Heavy Rain Continues over Portions of the Pacific Northwest

Heavy rain with local flooding will continue along the Washington and Oregon coasts for the next few days. Snow will impact the higher elevations of the Cascades to the northern Rockies. Strong winds will develop in the Sierra and Great Basin. Meanwhile, heavy rain is possible in parts of Florida while light snow will fall in the Upper Great Lakes and northern New England. Read More >

Thanks to the tilt of the Earth at ~23.5°, we get to experience 4 seasons. Some of the seasons seem longer than others (think summer) over Oklahoma and western north Texas, but we have 4 pretty distinct seasons. The types of weather we experience usually revolve on the amount of sunshine that is received. For several months of the year,the northern hemisphere receives more direct rays of the sun (June through September) than the other half (December through March). The other four months are our "transition" months. Below is what we can expect with the changing seasons.

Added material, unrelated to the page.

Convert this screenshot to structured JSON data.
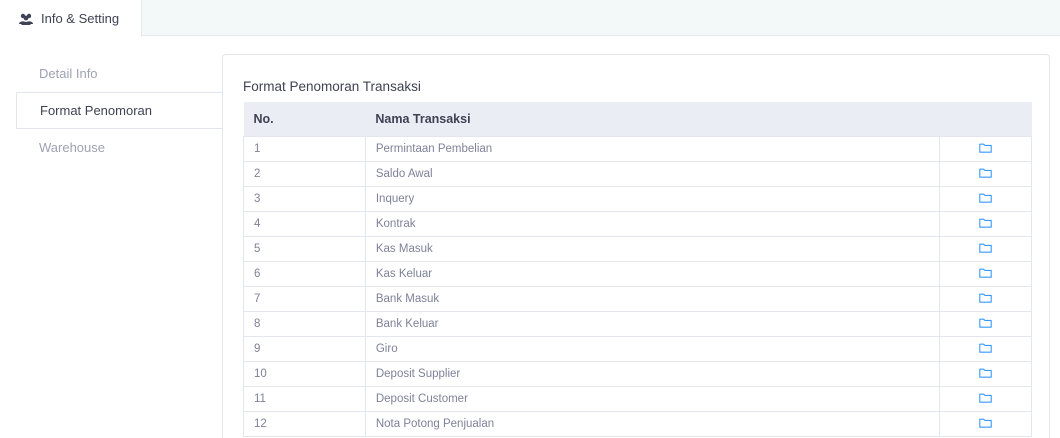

What is happening at the beginning of each season?

 

Spring (Vernal) Equinox

Around March 21 (or between March 20-22), the sun passes directly over the equator. Almost equal amounts of sunshine occur over all areas. Those of us north of the Equator are getting ready for warmer weather, while those to the south are looking for the winter jackets. The sun's more direct warming rays are crossing from the southern hemisphere to the north. These rays of sunshine will help get the grass growing again (or at least accelerate it) and the plants blooming. In Oklahoma, it is our wet season, but also spans much of the severe weather season.

Summer Solstice

Around June 21 (or between June 20-22) is the first of two equinoxes, or the beginning of summer. Ahh, the day with most amount of sunshine, but also the start of what is usually some very, very hot weather over Oklahoma and western north Texas. On this day, the sun reaches its furthest north point in the sky, and slowly begins to set further and further south. But the rays of sunshine are hitting us in full force, which usually leads to temperatures in the 90s to over 100 degrees at times.

Fall (Autumnal) Equinox

Around September 21 (or between September 20-23) marks the second equinox of the year. The sun is crossing the equator, going from the northern Hemisphere into the southern Hemisphere. All areas of the Earth will receive approximately the same amount of the sun's rays. Normally a welcome time of the year, as summers over Oklahoma and western north Texas are usually quite hot. The northern hemisphere begins to tilt away from the sun's direct energy, which finally should begin to cool us off. The north pole (think Santa) will point further and further from the sun, which means shorter daylight hours, and in some cases (Alaska), the daylight hours diminish faster and faster.

Winter Solstice

Around December 21 (or between December 20-22), we experience our second solstice of the year. Even with the proximity of the Earth to the Sun being at its closest point, the northern hemisphere is facing away from the sun, which means a prolonged period of cooler (or colder) weather. The first day of winter also has the fewest amount of daylight hours. However, the number of daylight hours slowly increases as we get closer to Spring.

Below is an image showing the placement of the Earth at the beginning of each season. The dates shown are approximate.